About this task:
Once you have read the data below, write it all out exactly.

(Data items)
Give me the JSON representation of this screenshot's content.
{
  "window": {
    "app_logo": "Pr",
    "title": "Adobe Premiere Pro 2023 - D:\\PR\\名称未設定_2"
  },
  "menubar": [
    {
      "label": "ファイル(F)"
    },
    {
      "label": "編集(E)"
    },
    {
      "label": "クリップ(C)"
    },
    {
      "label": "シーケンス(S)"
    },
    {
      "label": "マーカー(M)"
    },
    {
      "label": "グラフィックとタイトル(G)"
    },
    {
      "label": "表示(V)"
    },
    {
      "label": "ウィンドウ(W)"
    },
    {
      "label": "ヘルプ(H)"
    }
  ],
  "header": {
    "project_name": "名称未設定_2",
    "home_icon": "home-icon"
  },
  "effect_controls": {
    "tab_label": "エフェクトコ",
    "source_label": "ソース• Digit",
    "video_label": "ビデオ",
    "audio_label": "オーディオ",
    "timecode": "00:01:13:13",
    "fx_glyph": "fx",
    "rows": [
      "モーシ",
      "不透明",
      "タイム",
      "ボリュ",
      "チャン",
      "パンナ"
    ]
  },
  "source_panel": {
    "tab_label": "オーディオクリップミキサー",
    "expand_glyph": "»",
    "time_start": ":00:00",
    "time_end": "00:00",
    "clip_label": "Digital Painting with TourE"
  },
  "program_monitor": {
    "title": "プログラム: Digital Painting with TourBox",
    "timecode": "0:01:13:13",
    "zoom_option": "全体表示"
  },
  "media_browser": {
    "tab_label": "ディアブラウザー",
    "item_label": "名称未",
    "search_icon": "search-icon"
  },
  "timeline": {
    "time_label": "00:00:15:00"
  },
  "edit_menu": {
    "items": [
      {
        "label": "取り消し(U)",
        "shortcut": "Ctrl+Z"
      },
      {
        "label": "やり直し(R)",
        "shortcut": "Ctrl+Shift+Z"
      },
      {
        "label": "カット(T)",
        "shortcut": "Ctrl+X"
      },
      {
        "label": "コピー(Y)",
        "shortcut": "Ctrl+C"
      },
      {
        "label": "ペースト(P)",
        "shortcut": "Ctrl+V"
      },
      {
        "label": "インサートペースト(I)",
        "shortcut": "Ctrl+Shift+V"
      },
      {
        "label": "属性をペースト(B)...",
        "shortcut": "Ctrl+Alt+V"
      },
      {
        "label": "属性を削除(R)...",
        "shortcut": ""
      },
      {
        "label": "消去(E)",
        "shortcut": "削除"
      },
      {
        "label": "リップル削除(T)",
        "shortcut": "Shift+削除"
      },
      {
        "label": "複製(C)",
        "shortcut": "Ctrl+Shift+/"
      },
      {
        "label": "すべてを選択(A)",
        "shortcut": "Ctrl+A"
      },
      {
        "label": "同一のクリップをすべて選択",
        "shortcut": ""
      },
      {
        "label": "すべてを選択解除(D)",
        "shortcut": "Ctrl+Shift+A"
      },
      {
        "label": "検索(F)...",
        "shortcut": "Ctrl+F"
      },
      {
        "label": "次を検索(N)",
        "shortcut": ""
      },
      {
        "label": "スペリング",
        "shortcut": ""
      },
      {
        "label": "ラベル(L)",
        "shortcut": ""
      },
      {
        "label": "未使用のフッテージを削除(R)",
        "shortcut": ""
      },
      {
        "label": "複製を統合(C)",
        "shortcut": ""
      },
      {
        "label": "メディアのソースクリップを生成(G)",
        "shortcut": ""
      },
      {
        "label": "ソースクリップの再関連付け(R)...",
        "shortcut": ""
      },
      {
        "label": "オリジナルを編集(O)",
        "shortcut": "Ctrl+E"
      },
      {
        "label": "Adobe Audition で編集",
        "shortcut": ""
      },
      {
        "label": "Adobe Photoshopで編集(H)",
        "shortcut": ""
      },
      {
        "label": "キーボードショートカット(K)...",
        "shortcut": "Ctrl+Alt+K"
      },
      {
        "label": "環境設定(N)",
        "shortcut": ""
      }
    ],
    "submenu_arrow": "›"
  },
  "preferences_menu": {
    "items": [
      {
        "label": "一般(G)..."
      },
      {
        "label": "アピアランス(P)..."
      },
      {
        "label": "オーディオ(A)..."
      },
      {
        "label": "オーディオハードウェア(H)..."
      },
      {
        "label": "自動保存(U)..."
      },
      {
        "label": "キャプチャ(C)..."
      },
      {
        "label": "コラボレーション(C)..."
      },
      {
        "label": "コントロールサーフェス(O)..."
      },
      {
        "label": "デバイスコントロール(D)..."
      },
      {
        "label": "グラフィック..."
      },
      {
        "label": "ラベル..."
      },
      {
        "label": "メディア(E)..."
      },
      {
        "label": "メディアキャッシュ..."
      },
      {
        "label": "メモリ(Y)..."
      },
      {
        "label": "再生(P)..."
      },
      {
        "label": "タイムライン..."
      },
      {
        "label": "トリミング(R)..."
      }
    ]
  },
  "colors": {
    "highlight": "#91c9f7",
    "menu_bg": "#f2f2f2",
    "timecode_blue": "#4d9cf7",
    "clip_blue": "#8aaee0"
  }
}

Problem solution:
Give me the JSON representation of this screenshot's content.
{
  "window": {
    "app_logo": "Pr",
    "title": "Adobe Premiere Pro 2023 - D:\\PR\\名称未設定_2"
  },
  "menubar": [
    {
      "label": "ファイル(F)"
    },
    {
      "label": "編集(E)"
    },
    {
      "label": "クリップ(C)"
    },
    {
      "label": "シーケンス(S)"
    },
    {
      "label": "マーカー(M)"
    },
    {
      "label": "グラフィックとタイトル(G)"
    },
    {
      "label": "表示(V)"
    },
    {
      "label": "ウィンドウ(W)"
    },
    {
      "label": "ヘルプ(H)"
    }
  ],
  "header": {
    "project_name": "名称未設定_2",
    "home_icon": "home-icon"
  },
  "effect_controls": {
    "tab_label": "エフェクトコ",
    "source_label": "ソース• Digit",
    "video_label": "ビデオ",
    "audio_label": "オーディオ",
    "timecode": "00:01:13:13",
    "fx_glyph": "fx",
    "rows": [
      "モーシ",
      "不透明",
      "タイム",
      "ボリュ",
      "チャン",
      "パンナ"
    ]
  },
  "source_panel": {
    "tab_label": "オーディオクリップミキサー",
    "expand_glyph": "»",
    "time_start": ":00:00",
    "time_end": "00:00",
    "clip_label": "Digital Painting with TourE"
  },
  "program_monitor": {
    "title": "プログラム: Digital Painting with TourBox",
    "timecode": "0:01:13:13",
    "zoom_option": "全体表示"
  },
  "media_browser": {
    "tab_label": "ディアブラウザー",
    "item_label": "名称未",
    "search_icon": "search-icon"
  },
  "timeline": {
    "time_label": "00:00:15:00"
  },
  "edit_menu": {
    "items": [
      {
        "label": "取り消し(U)",
        "shortcut": "Ctrl+Z"
      },
      {
        "label": "やり直し(R)",
        "shortcut": "Ctrl+Shift+Z"
      },
      {
        "label": "カット(T)",
        "shortcut": "Ctrl+X"
      },
      {
        "label": "コピー(Y)",
        "shortcut": "Ctrl+C"
      },
      {
        "label": "ペースト(P)",
        "shortcut": "Ctrl+V"
      },
      {
        "label": "インサートペースト(I)",
        "shortcut": "Ctrl+Shift+V"
      },
      {
        "label": "属性をペースト(B)...",
        "shortcut": "Ctrl+Alt+V"
      },
      {
        "label": "属性を削除(R)...",
        "shortcut": ""
      },
      {
        "label": "消去(E)",
        "shortcut": "削除"
      },
      {
        "label": "リップル削除(T)",
        "shortcut": "Shift+削除"
      },
      {
        "label": "複製(C)",
        "shortcut": "Ctrl+Shift+/"
      },
      {
        "label": "すべてを選択(A)",
        "shortcut": "Ctrl+A"
      },
      {
        "label": "同一のクリップをすべて選択",
        "shortcut": ""
      },
      {
        "label": "すべてを選択解除(D)",
        "shortcut": "Ctrl+Shift+A"
      },
      {
        "label": "検索(F)...",
        "shortcut": "Ctrl+F"
      },
      {
        "label": "次を検索(N)",
        "shortcut": ""
      },
      {
        "label": "スペリング",
        "shortcut": ""
      },
      {
        "label": "ラベル(L)",
        "shortcut": ""
      },
      {
        "label": "未使用のフッテージを削除(R)",
        "shortcut": ""
      },
      {
        "label": "複製を統合(C)",
        "shortcut": ""
      },
      {
        "label": "メディアのソースクリップを生成(G)",
        "shortcut": ""
      },
      {
        "label": "ソースクリップの再関連付け(R)...",
        "shortcut": ""
      },
      {
        "label": "オリジナルを編集(O)",
        "shortcut": "Ctrl+E"
      },
      {
        "label": "Adobe Audition で編集",
        "shortcut": ""
      },
      {
        "label": "Adobe Photoshopで編集(H)",
        "shortcut": ""
      },
      {
        "label": "キーボードショートカット(K)...",
        "shortcut": "Ctrl+Alt+K"
      },
      {
        "label": "環境設定(N)",
        "shortcut": ""
      }
    ],
    "submenu_arrow": "›"
  },
  "preferences_menu": {
    "items": [
      {
        "label": "一般(G)..."
      },
      {
        "label": "アピアランス(P)..."
      },
      {
        "label": "オーディオ(A)..."
      },
      {
        "label": "オーディオハードウェア(H)..."
      },
      {
        "label": "自動保存(U)..."
      },
      {
        "label": "キャプチャ(C)..."
      },
      {
        "label": "コラボレーション(C)..."
      },
      {
        "label": "コントロールサーフェス(O)..."
      },
      {
        "label": "デバイスコントロール(D)..."
      },
      {
        "label": "グラフィック..."
      },
      {
        "label": "ラベル..."
      },
      {
        "label": "メディア(E)..."
      },
      {
        "label": "メディアキャッシュ..."
      },
      {
        "label": "メモリ(Y)..."
      },
      {
        "label": "再生(P)..."
      },
      {
        "label": "タイムライン..."
      },
      {
        "label": "トリミング(R)..."
      }
    ]
  },
  "colors": {
    "highlight": "#91c9f7",
    "menu_bg": "#f2f2f2",
    "timecode_blue": "#4d9cf7",
    "clip_blue": "#8aaee0"
  }
}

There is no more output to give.